[Stored data]
__________
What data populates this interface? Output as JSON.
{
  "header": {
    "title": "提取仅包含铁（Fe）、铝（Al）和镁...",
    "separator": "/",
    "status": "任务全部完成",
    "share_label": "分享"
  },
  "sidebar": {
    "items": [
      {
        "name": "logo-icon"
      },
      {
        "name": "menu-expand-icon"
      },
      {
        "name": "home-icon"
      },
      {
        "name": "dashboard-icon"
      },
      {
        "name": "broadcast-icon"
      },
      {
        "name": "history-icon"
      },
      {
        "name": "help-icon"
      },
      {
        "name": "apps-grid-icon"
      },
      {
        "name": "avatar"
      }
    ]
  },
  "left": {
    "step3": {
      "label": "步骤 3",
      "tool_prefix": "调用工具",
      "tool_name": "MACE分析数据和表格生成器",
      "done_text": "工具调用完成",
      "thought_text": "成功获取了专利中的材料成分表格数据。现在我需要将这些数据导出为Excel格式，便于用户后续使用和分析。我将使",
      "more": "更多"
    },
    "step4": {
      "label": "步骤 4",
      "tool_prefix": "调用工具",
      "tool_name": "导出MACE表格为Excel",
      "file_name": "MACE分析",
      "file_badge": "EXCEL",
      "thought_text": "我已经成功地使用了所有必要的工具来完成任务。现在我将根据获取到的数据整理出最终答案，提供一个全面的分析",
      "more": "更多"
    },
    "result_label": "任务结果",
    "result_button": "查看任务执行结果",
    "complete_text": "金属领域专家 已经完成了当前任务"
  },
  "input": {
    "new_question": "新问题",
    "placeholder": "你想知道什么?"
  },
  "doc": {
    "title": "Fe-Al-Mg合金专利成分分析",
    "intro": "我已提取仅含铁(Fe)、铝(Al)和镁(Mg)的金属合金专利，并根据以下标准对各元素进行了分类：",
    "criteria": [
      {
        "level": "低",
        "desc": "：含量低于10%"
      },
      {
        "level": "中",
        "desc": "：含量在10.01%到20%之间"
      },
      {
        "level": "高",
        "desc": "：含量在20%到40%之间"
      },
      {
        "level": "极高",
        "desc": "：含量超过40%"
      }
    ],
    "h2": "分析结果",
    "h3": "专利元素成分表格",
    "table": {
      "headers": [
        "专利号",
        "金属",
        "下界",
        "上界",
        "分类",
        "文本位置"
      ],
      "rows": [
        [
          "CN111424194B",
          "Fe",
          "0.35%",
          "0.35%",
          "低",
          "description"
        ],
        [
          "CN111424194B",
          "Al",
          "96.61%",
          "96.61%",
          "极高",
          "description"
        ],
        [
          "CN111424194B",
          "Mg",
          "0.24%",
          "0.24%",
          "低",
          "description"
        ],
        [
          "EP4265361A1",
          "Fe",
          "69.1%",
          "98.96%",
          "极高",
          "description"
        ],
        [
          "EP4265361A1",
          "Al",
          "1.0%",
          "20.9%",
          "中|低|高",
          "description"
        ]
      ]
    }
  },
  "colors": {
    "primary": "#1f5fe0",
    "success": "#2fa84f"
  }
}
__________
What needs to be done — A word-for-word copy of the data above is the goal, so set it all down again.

Result of this task —
What data populates this interface? Output as JSON.
{
  "header": {
    "title": "提取仅包含铁（Fe）、铝（Al）和镁...",
    "separator": "/",
    "status": "任务全部完成",
    "share_label": "分享"
  },
  "sidebar": {
    "items": [
      {
        "name": "logo-icon"
      },
      {
        "name": "menu-expand-icon"
      },
      {
        "name": "home-icon"
      },
      {
        "name": "dashboard-icon"
      },
      {
        "name": "broadcast-icon"
      },
      {
        "name": "history-icon"
      },
      {
        "name": "help-icon"
      },
      {
        "name": "apps-grid-icon"
      },
      {
        "name": "avatar"
      }
    ]
  },
  "left": {
    "step3": {
      "label": "步骤 3",
      "tool_prefix": "调用工具",
      "tool_name": "MACE分析数据和表格生成器",
      "done_text": "工具调用完成",
      "thought_text": "成功获取了专利中的材料成分表格数据。现在我需要将这些数据导出为Excel格式，便于用户后续使用和分析。我将使",
      "more": "更多"
    },
    "step4": {
      "label": "步骤 4",
      "tool_prefix": "调用工具",
      "tool_name": "导出MACE表格为Excel",
      "file_name": "MACE分析",
      "file_badge": "EXCEL",
      "thought_text": "我已经成功地使用了所有必要的工具来完成任务。现在我将根据获取到的数据整理出最终答案，提供一个全面的分析",
      "more": "更多"
    },
    "result_label": "任务结果",
    "result_button": "查看任务执行结果",
    "complete_text": "金属领域专家 已经完成了当前任务"
  },
  "input": {
    "new_question": "新问题",
    "placeholder": "你想知道什么?"
  },
  "doc": {
    "title": "Fe-Al-Mg合金专利成分分析",
    "intro": "我已提取仅含铁(Fe)、铝(Al)和镁(Mg)的金属合金专利，并根据以下标准对各元素进行了分类：",
    "criteria": [
      {
        "level": "低",
        "desc": "：含量低于10%"
      },
      {
        "level": "中",
        "desc": "：含量在10.01%到20%之间"
      },
      {
        "level": "高",
        "desc": "：含量在20%到40%之间"
      },
      {
        "level": "极高",
        "desc": "：含量超过40%"
      }
    ],
    "h2": "分析结果",
    "h3": "专利元素成分表格",
    "table": {
      "headers": [
        "专利号",
        "金属",
        "下界",
        "上界",
        "分类",
        "文本位置"
      ],
      "rows": [
        [
          "CN111424194B",
          "Fe",
          "0.35%",
          "0.35%",
          "低",
          "description"
        ],
        [
          "CN111424194B",
          "Al",
          "96.61%",
          "96.61%",
          "极高",
          "description"
        ],
        [
          "CN111424194B",
          "Mg",
          "0.24%",
          "0.24%",
          "低",
          "description"
        ],
        [
          "EP4265361A1",
          "Fe",
          "69.1%",
          "98.96%",
          "极高",
          "description"
        ],
        [
          "EP4265361A1",
          "Al",
          "1.0%",
          "20.9%",
          "中|低|高",
          "description"
        ]
      ]
    }
  },
  "colors": {
    "primary": "#1f5fe0",
    "success": "#2fa84f"
  }
}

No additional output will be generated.